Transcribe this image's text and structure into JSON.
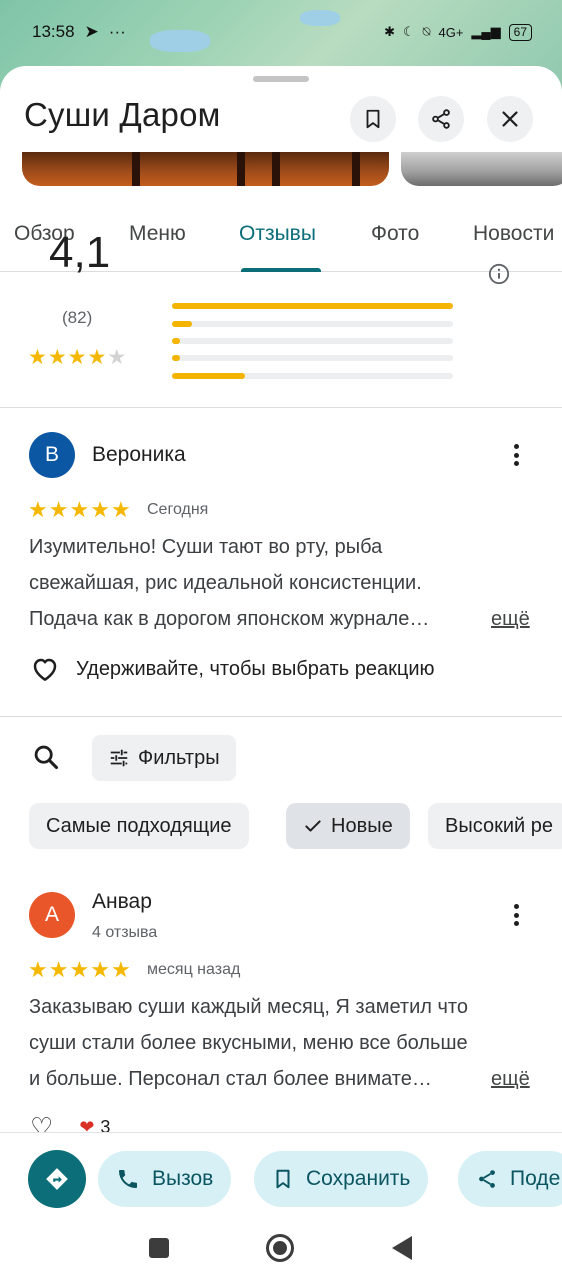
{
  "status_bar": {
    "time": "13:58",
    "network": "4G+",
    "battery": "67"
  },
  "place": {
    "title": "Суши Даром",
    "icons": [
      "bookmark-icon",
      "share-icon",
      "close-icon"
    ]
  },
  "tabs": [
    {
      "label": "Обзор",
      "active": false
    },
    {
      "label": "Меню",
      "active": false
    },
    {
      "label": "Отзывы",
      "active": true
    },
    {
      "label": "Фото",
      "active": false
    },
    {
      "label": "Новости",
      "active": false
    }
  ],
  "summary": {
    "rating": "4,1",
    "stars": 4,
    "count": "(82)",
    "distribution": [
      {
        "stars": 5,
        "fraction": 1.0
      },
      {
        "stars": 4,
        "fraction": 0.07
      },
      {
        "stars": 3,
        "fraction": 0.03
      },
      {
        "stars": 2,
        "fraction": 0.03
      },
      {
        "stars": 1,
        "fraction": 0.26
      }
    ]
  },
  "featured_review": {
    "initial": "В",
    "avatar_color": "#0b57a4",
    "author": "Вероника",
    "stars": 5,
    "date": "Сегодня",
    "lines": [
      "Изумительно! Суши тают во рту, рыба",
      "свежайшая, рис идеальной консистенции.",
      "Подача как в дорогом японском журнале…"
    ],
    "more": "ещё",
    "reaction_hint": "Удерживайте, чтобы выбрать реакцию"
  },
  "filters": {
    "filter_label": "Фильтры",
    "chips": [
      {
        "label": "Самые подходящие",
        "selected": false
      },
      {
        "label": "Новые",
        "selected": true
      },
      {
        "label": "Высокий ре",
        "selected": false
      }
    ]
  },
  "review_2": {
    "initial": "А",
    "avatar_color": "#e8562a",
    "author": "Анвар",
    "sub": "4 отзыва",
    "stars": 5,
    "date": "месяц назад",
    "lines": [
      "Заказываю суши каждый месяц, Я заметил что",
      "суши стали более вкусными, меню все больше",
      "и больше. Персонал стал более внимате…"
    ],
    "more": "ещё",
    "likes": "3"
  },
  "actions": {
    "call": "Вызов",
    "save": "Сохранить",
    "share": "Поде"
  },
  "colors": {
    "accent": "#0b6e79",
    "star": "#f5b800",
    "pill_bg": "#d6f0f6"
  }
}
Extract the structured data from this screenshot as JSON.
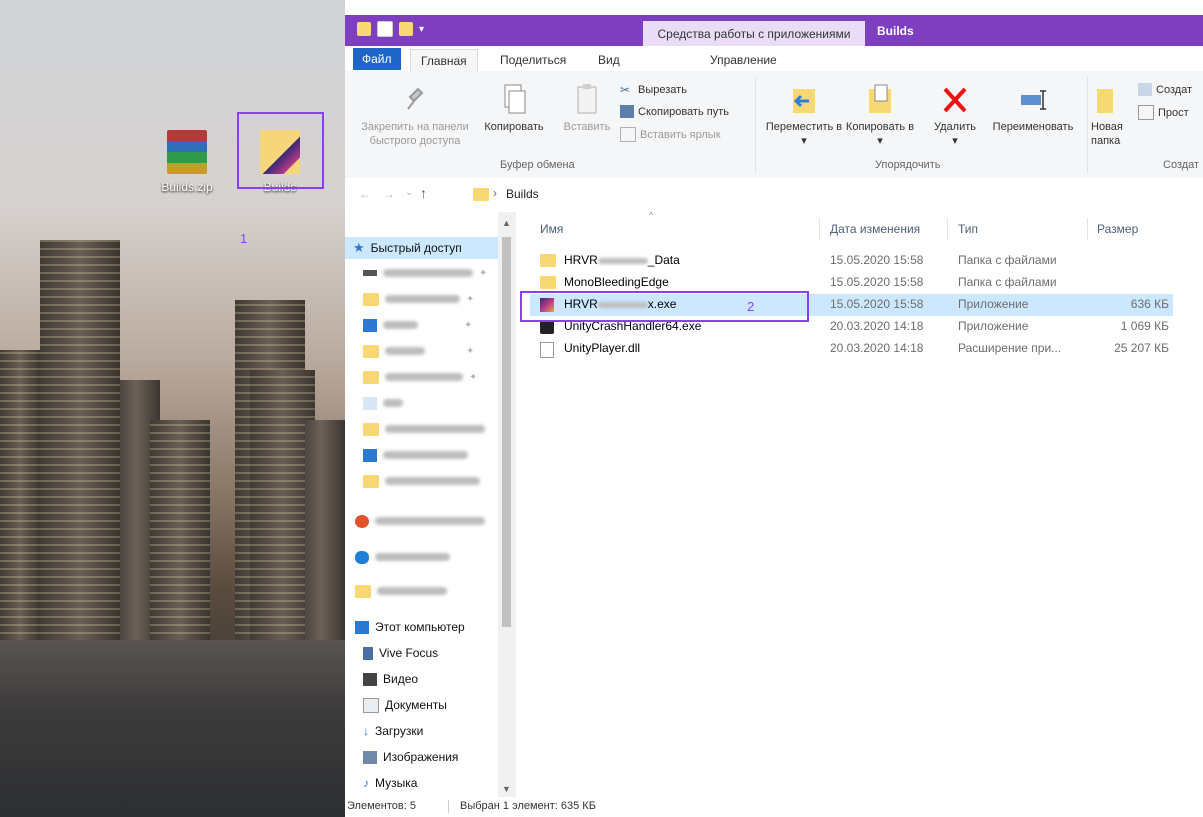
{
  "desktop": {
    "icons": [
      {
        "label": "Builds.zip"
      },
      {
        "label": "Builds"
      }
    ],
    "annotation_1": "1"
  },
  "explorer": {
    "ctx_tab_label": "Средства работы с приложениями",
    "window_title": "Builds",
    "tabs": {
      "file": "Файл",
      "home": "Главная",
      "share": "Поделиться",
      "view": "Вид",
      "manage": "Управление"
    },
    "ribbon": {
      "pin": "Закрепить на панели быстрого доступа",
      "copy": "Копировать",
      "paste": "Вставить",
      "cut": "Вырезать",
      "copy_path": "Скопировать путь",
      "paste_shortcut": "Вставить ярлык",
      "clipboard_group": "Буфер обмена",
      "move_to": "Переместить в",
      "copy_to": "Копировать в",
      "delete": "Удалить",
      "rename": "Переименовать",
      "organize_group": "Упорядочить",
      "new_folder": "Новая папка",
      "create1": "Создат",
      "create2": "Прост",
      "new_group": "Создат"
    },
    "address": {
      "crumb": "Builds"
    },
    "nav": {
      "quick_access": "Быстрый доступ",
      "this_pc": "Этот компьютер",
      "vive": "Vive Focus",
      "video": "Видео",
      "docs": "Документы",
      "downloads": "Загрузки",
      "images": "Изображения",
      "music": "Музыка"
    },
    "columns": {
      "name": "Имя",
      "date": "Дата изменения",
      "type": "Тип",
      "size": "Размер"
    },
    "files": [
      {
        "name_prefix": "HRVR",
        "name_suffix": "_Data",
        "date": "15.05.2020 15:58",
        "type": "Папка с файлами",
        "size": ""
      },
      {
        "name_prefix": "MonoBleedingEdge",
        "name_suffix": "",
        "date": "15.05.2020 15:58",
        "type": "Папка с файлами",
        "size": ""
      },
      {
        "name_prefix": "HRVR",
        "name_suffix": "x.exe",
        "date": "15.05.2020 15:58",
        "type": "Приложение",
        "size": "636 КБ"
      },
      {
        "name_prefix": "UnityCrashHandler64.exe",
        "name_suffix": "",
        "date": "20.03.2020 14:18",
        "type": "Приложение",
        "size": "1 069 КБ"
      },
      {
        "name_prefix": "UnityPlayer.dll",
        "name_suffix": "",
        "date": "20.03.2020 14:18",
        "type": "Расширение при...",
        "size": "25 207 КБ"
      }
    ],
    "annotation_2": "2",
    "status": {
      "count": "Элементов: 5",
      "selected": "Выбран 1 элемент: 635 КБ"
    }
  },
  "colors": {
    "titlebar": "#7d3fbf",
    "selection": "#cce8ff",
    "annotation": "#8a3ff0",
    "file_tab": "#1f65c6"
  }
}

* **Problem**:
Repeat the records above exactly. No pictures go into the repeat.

* **Answer to this problem**:
Transcribe this image's text and structure into JSON.
{
  "status_bar": {
    "time": "13:58",
    "network": "4G+",
    "battery": "67"
  },
  "place": {
    "title": "Суши Даром",
    "icons": [
      "bookmark-icon",
      "share-icon",
      "close-icon"
    ]
  },
  "tabs": [
    {
      "label": "Обзор",
      "active": false
    },
    {
      "label": "Меню",
      "active": false
    },
    {
      "label": "Отзывы",
      "active": true
    },
    {
      "label": "Фото",
      "active": false
    },
    {
      "label": "Новости",
      "active": false
    }
  ],
  "summary": {
    "rating": "4,1",
    "stars": 4,
    "count": "(82)",
    "distribution": [
      {
        "stars": 5,
        "fraction": 1.0
      },
      {
        "stars": 4,
        "fraction": 0.07
      },
      {
        "stars": 3,
        "fraction": 0.03
      },
      {
        "stars": 2,
        "fraction": 0.03
      },
      {
        "stars": 1,
        "fraction": 0.26
      }
    ]
  },
  "featured_review": {
    "initial": "В",
    "avatar_color": "#0b57a4",
    "author": "Вероника",
    "stars": 5,
    "date": "Сегодня",
    "lines": [
      "Изумительно! Суши тают во рту, рыба",
      "свежайшая, рис идеальной консистенции.",
      "Подача как в дорогом японском журнале…"
    ],
    "more": "ещё",
    "reaction_hint": "Удерживайте, чтобы выбрать реакцию"
  },
  "filters": {
    "filter_label": "Фильтры",
    "chips": [
      {
        "label": "Самые подходящие",
        "selected": false
      },
      {
        "label": "Новые",
        "selected": true
      },
      {
        "label": "Высокий ре",
        "selected": false
      }
    ]
  },
  "review_2": {
    "initial": "А",
    "avatar_color": "#e8562a",
    "author": "Анвар",
    "sub": "4 отзыва",
    "stars": 5,
    "date": "месяц назад",
    "lines": [
      "Заказываю суши каждый месяц, Я заметил что",
      "суши стали более вкусными, меню все больше",
      "и больше. Персонал стал более внимате…"
    ],
    "more": "ещё",
    "likes": "3"
  },
  "actions": {
    "call": "Вызов",
    "save": "Сохранить",
    "share": "Поде"
  },
  "colors": {
    "accent": "#0b6e79",
    "star": "#f5b800",
    "pill_bg": "#d6f0f6"
  }
}
Extract the structured data from this screenshot as JSON.
{
  "desktop": {
    "icons": [
      {
        "label": "Builds.zip"
      },
      {
        "label": "Builds"
      }
    ],
    "annotation_1": "1"
  },
  "explorer": {
    "ctx_tab_label": "Средства работы с приложениями",
    "window_title": "Builds",
    "tabs": {
      "file": "Файл",
      "home": "Главная",
      "share": "Поделиться",
      "view": "Вид",
      "manage": "Управление"
    },
    "ribbon": {
      "pin": "Закрепить на панели быстрого доступа",
      "copy": "Копировать",
      "paste": "Вставить",
      "cut": "Вырезать",
      "copy_path": "Скопировать путь",
      "paste_shortcut": "Вставить ярлык",
      "clipboard_group": "Буфер обмена",
      "move_to": "Переместить в",
      "copy_to": "Копировать в",
      "delete": "Удалить",
      "rename": "Переименовать",
      "organize_group": "Упорядочить",
      "new_folder": "Новая папка",
      "create1": "Создат",
      "create2": "Прост",
      "new_group": "Создат"
    },
    "address": {
      "crumb": "Builds"
    },
    "nav": {
      "quick_access": "Быстрый доступ",
      "this_pc": "Этот компьютер",
      "vive": "Vive Focus",
      "video": "Видео",
      "docs": "Документы",
      "downloads": "Загрузки",
      "images": "Изображения",
      "music": "Музыка"
    },
    "columns": {
      "name": "Имя",
      "date": "Дата изменения",
      "type": "Тип",
      "size": "Размер"
    },
    "files": [
      {
        "name_prefix": "HRVR",
        "name_suffix": "_Data",
        "date": "15.05.2020 15:58",
        "type": "Папка с файлами",
        "size": ""
      },
      {
        "name_prefix": "MonoBleedingEdge",
        "name_suffix": "",
        "date": "15.05.2020 15:58",
        "type": "Папка с файлами",
        "size": ""
      },
      {
        "name_prefix": "HRVR",
        "name_suffix": "x.exe",
        "date": "15.05.2020 15:58",
        "type": "Приложение",
        "size": "636 КБ"
      },
      {
        "name_prefix": "UnityCrashHandler64.exe",
        "name_suffix": "",
        "date": "20.03.2020 14:18",
        "type": "Приложение",
        "size": "1 069 КБ"
      },
      {
        "name_prefix": "UnityPlayer.dll",
        "name_suffix": "",
        "date": "20.03.2020 14:18",
        "type": "Расширение при...",
        "size": "25 207 КБ"
      }
    ],
    "annotation_2": "2",
    "status": {
      "count": "Элементов: 5",
      "selected": "Выбран 1 элемент: 635 КБ"
    }
  },
  "colors": {
    "titlebar": "#7d3fbf",
    "selection": "#cce8ff",
    "annotation": "#8a3ff0",
    "file_tab": "#1f65c6"
  }
}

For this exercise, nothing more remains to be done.